White’s decision to move ahead has been the subject of much debate. There has been plenty of support for the UFC President. There has been an equal amount of criticism as well. Perhaps this is best summed up by White himself.
“You take any issue and there’s going to be people on both sides of it” says White. When I first heard that, I assumed that it was Dana’s way of dismissing the issue. The COVID issue is a touchy one. The smartest people in the world are divided on this. And yes, of course there have been plenty of spats on social media.
A debate on risk
While most polarising debates in the world revolve around facts, the COVID debate feels a little different. Most people agree that the COVID pandemic is very serious and we must throw all resources we have at our disposal towards solving it. Most people also agree that this pandemic has serious economic implications and that the ones who are the most affected are the lower class.
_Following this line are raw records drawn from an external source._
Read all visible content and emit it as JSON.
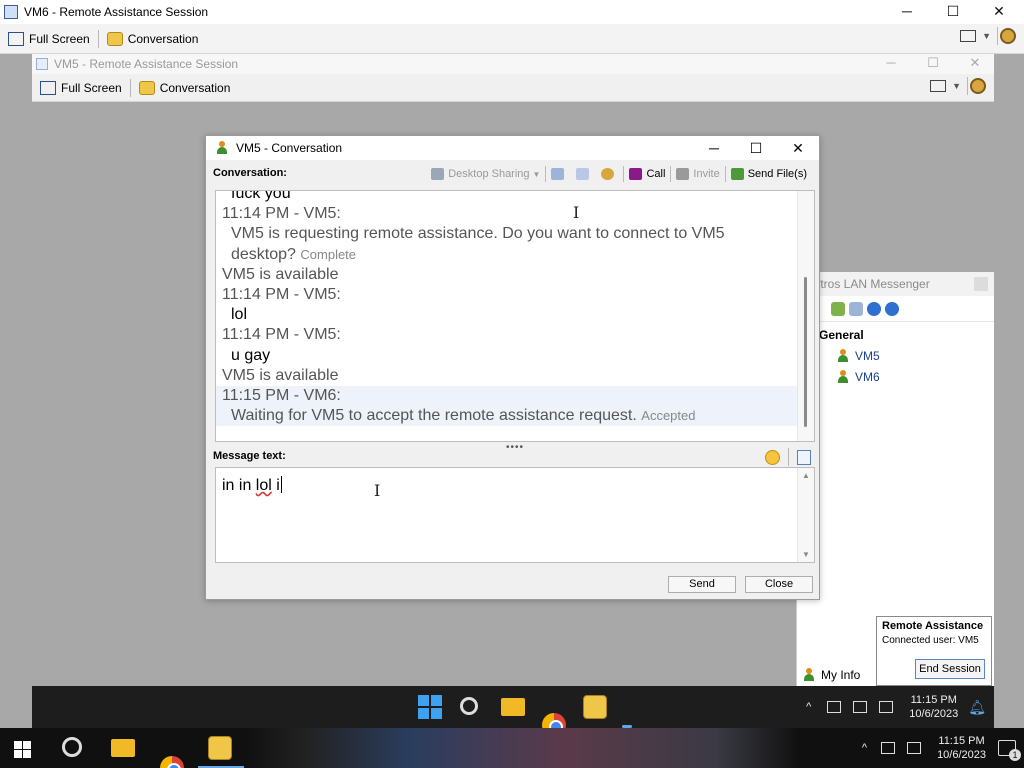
{
  "outer": {
    "title": "VM6 - Remote Assistance Session",
    "toolbar": {
      "full_screen": "Full Screen",
      "conversation": "Conversation"
    },
    "controls": {
      "minimize": "─",
      "maximize": "☐",
      "close": "✕"
    }
  },
  "inner": {
    "title": "VM5 - Remote Assistance Session",
    "toolbar": {
      "full_screen": "Full Screen",
      "conversation": "Conversation"
    },
    "controls": {
      "minimize": "─",
      "maximize": "☐",
      "close": "✕"
    }
  },
  "lan_messenger": {
    "title": "ftros LAN Messenger",
    "group": "General",
    "users": [
      "VM5",
      "VM6"
    ],
    "my_info": "My Info"
  },
  "remote_assistance_panel": {
    "title": "Remote Assistance",
    "connected_user": "Connected user: VM5",
    "end_session": "End Session"
  },
  "conversation_window": {
    "title": "VM5 - Conversation",
    "controls": {
      "minimize": "─",
      "maximize": "☐",
      "close": "✕"
    },
    "conversation_label": "Conversation:",
    "toolbar": {
      "desktop_sharing": "Desktop Sharing",
      "call": "Call",
      "invite": "Invite",
      "send_files": "Send File(s)"
    },
    "history": [
      {
        "kind": "msg",
        "text": "fuck you"
      },
      {
        "kind": "hdr",
        "text": "11:14 PM - VM5:"
      },
      {
        "kind": "sys",
        "text": "VM5 is requesting remote assistance. Do you want to connect to VM5"
      },
      {
        "kind": "sys",
        "text": "desktop?",
        "note": "Complete"
      },
      {
        "kind": "stat",
        "text": "VM5 is available"
      },
      {
        "kind": "hdr",
        "text": "11:14 PM - VM5:"
      },
      {
        "kind": "msg",
        "text": "lol"
      },
      {
        "kind": "hdr",
        "text": "11:14 PM - VM5:"
      },
      {
        "kind": "msg",
        "text": "u gay"
      },
      {
        "kind": "stat",
        "text": "VM5 is available"
      },
      {
        "kind": "hdr",
        "text": "11:15 PM - VM6:",
        "highlight": true
      },
      {
        "kind": "sys",
        "text": "Waiting for VM5 to accept the remote assistance request.",
        "note": "Accepted",
        "highlight": true
      }
    ],
    "message_label": "Message text:",
    "message_text_pre": "in in ",
    "message_text_misspelled": "lol",
    "message_text_post": " i",
    "send": "Send",
    "close": "Close"
  },
  "inner_taskbar": {
    "time": "11:15 PM",
    "date": "10/6/2023",
    "tray_chevron": "^"
  },
  "outer_taskbar": {
    "time": "11:15 PM",
    "date": "10/6/2023",
    "notification_count": "1",
    "tray_chevron": "^"
  }
}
The divide then comes on an assessment of risk. Not on facts. That’s just one of the things that makes this pandemic such an interesting time. Is it riskier to stay in lockdown or is it riskier to reopen the economy? And the truth is that simply no one knows which is the best way forward. The Twitter mob doesn’t know. The media doesn’t know. The experts don’t know. The politicians don’t know.
So when White announces that he intends to go ahead with UFC 249 despite the COVID situation, it is natural to expect mixed reactions.
There are some negative reactions. Some people think it’s motivated by money. Others think it is motivated by White’s ego – his desire to stick it in the face of his critics who say he could not pull this off. And some just say that it is his apathy towards the fighters.
There are plenty of positive reactions too. Several fighters and fans have come forward expressing their gratitude. The media has also had its fair share of people cheering Dana on. They point out that fighters only get paid when an event takes place.
Perhaps the most important skill that a leader can exhibit in a time of crisis is risk management. Just like every other leader, White has two risks to manage at this point.
The first is the UFCs financial risks. These include cash-flows for the company, its brand value, meeting quarterly targets, appeasing its investors and a myriad of other things.
The second is the health, safety and well-being of its employees and fans.
While I’m not a seasoned management professional, it seems to me that White has done a fantastic job on both fronts. Look at the health and safety front first. The UFC closed its doors to fans. Dana White has made it clear that any fighters who don’t want to fight need not compete and that there will be no consequences to that. While he has been silent on the topic to the media, there have been reports that extensive COVID testing will be made available.
On the financial side, it looks like he may have set-up a win-win situation for himself. One of the best ways to get free publicity is to have the press do a story on you. Even if they’re saying negative things. Just ask Colby Covington. If those negative things can be rebutted, that’s even better. White’s reluctance to divulge certain information may be a way to avoid controversy, but at the same time, it may also be a way to court controversy. It’s hard to tell.
Should the UFC return to action sooner than its competitors, it will further solidify its position as the biggest name in MMA. And who knows how many more fans the UFC will create when it’s the first sport back on TV?
Dana White is the person most responsible for making the sport into the global phenomenon that it is. At the beginning of 2020, the UFC looked poised for a great year. So did the economy. COVID-19 was a setback to that, but not a permanent one.
Don’t be too surprised. Dana White seems to have a great talent for risk-taking and risk management. There is a tale about him playing cards. The story goes that he was banned from a casino for winning too much. Then the casino’s management changed and he was allowed in, only to win another big pot. The second management even awarded him a shiny gold belt akin to a fighting belt for it. He also built the UFC by taking risks that at the time no one else was willing to take. This may be one of the biggest cases we have seen him handle yet.